A seemingly easy way of removing this problem would be ask the player to verify their account immediately and refuse to accept any deposits or bets in the interim. This would put the player and bookmaker on a level playing field and resolve any arguments about bookmakers being unscrupulous with their requests. There are several reasons why this does not appeal to bookmakers, such as not wanting to deter the player from depositing and hoping that a delay in paying will result in the player losing their money during the waiting period, but it would seem fair to have a standardised KYC process, meaning that the parties are placed upon a more equal footing.
Can I Avoid The KYC Process?
In short, no. All bookmakers reserve the right to enforce it and, as part of their licensing obligations, should perform a basic level of screening to ensure that their customers are of legal age. If you are not comfortable with providing images of identity documents, you should avoid gambling online and stick to cash wagers in shops.
What Should I Do If I Feel That A Bookmaker Is Abusing The KYC Process?
The simplest thing is to contact us for some initial advice.
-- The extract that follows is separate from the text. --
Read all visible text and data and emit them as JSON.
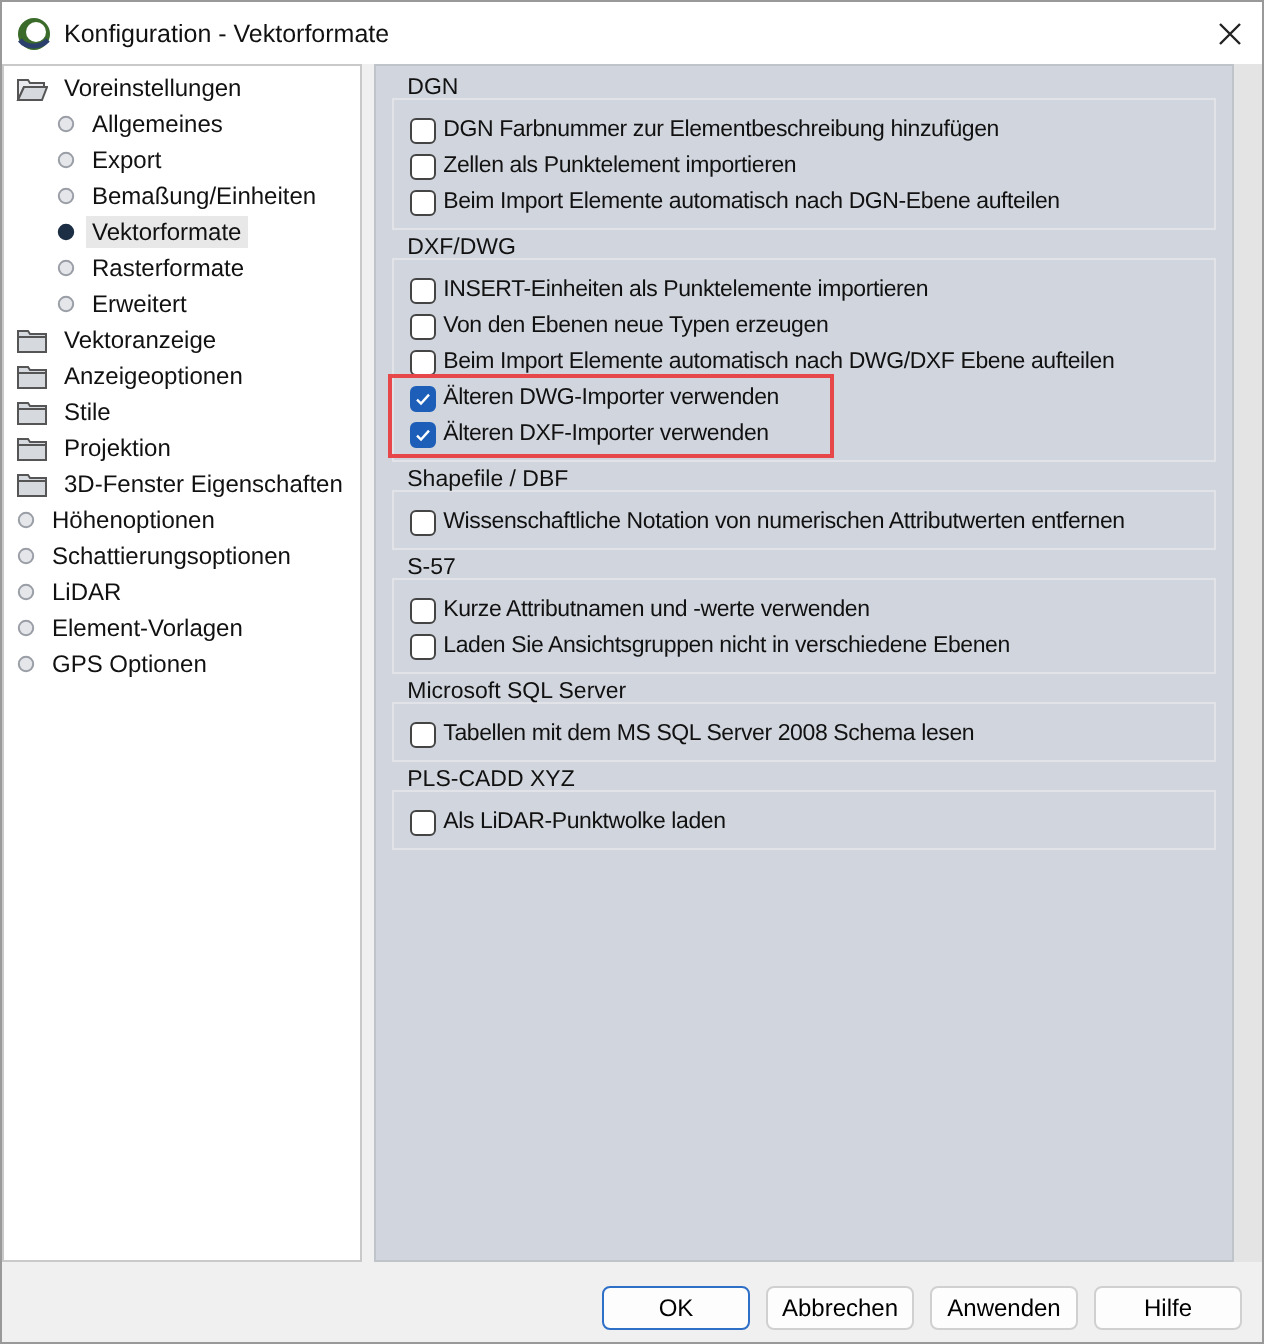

Most issues are resolved quickly and we are usually much quicker with our advice than any regulatory body may be. Bookmakers deal with several KYC issues every day and they can take a little time.
We are happy to be contacted with legitimate concerns about the KYC process, but please bear in mind that requests for a basic level of identity proof are to be expected and are likely to be reasonable.